(Entries from a dataset of interfaces)
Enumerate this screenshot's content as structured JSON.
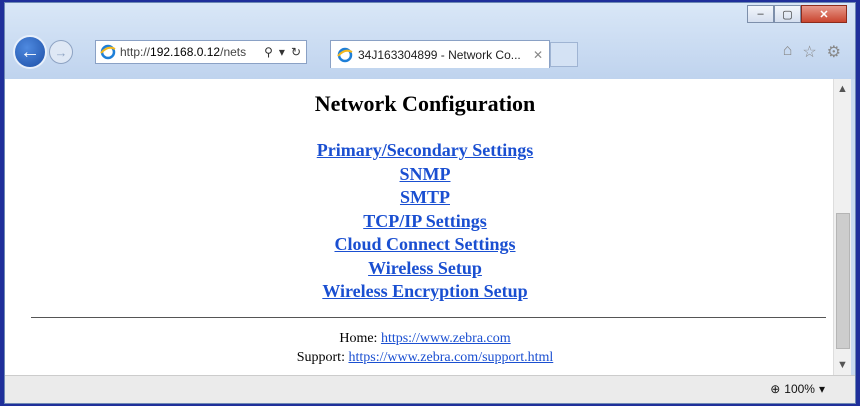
{
  "browser": {
    "address_url_prefix": "http://",
    "address_url_host": "192.168.0.12",
    "address_url_suffix": "/nets",
    "tab_title": "34J163304899 - Network Co...",
    "zoom_level": "100%"
  },
  "page": {
    "heading": "Network Configuration",
    "links": [
      "Primary/Secondary Settings",
      "SNMP",
      "SMTP",
      "TCP/IP Settings",
      "Cloud Connect Settings",
      "Wireless Setup",
      "Wireless Encryption Setup"
    ],
    "footer": {
      "home_label": "Home:",
      "home_url": "https://www.zebra.com",
      "support_label": "Support:",
      "support_url": "https://www.zebra.com/support.html"
    }
  },
  "icons": [
    "back-arrow-icon",
    "forward-arrow-icon",
    "ie-icon",
    "search-icon",
    "dropdown-icon",
    "refresh-icon",
    "close-tab-icon",
    "home-icon",
    "favorites-star-icon",
    "gear-icon",
    "zoom-icon"
  ]
}
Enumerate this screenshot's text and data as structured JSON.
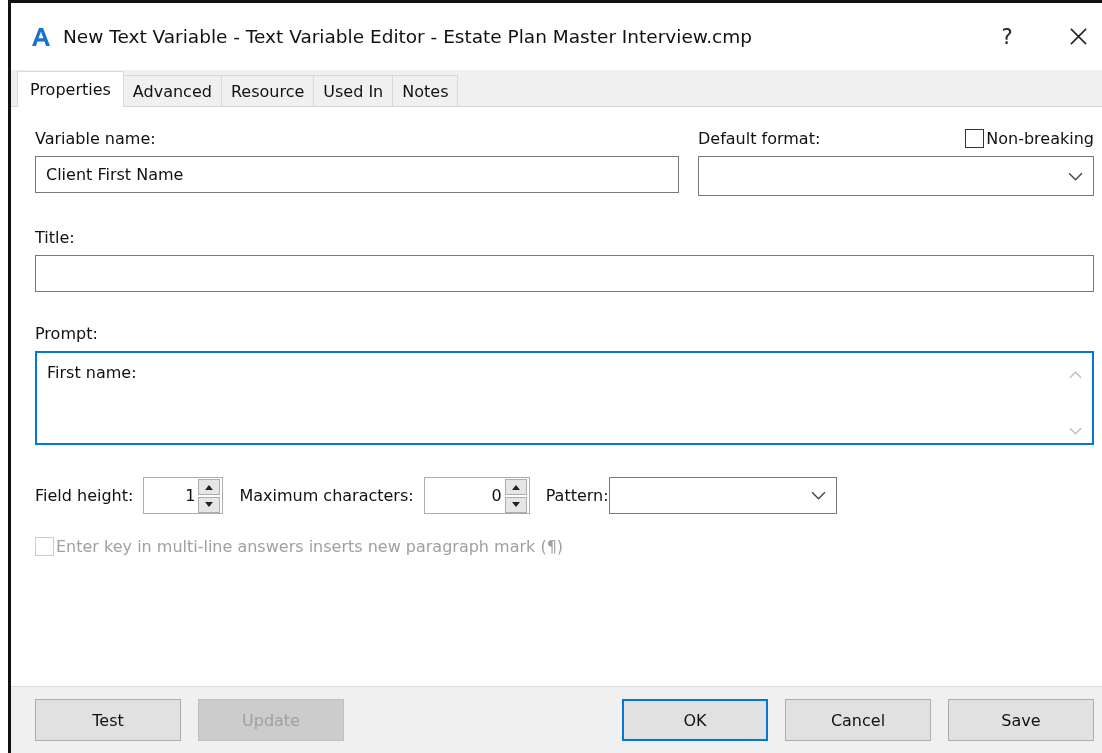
{
  "window": {
    "title": "New Text Variable - Text Variable Editor - Estate Plan Master Interview.cmp",
    "help": "?"
  },
  "tabs": [
    {
      "label": "Properties",
      "selected": true
    },
    {
      "label": "Advanced",
      "selected": false
    },
    {
      "label": "Resource",
      "selected": false
    },
    {
      "label": "Used In",
      "selected": false
    },
    {
      "label": "Notes",
      "selected": false
    }
  ],
  "variable_name": {
    "label": "Variable name:",
    "value": "Client First Name"
  },
  "default_format": {
    "label": "Default format:"
  },
  "non_breaking": {
    "label": "Non-breaking",
    "checked": false
  },
  "title": {
    "label": "Title:"
  },
  "prompt": {
    "label": "Prompt:",
    "value": "First name:",
    "focused": true
  },
  "field_height": {
    "label": "Field height:",
    "value": "1"
  },
  "maximum_characters": {
    "label": "Maximum characters:",
    "value": "0"
  },
  "pattern": {
    "label": "Pattern:"
  },
  "enter_key_option": {
    "label": "Enter key in multi-line answers inserts new paragraph mark (¶)",
    "checked": false,
    "disabled": true
  },
  "left_buttons": [
    {
      "label": "Test",
      "disabled": false,
      "default": false
    },
    {
      "label": "Update",
      "disabled": true,
      "default": false
    }
  ],
  "right_buttons": [
    {
      "label": "OK",
      "disabled": false,
      "default": true
    },
    {
      "label": "Cancel",
      "disabled": false,
      "default": false
    },
    {
      "label": "Save",
      "disabled": false,
      "default": false
    }
  ]
}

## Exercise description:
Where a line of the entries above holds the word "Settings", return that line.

## Solved problem:
      "Primary/Secondary Settings",
      "TCP/IP Settings",
      "Cloud Connect Settings",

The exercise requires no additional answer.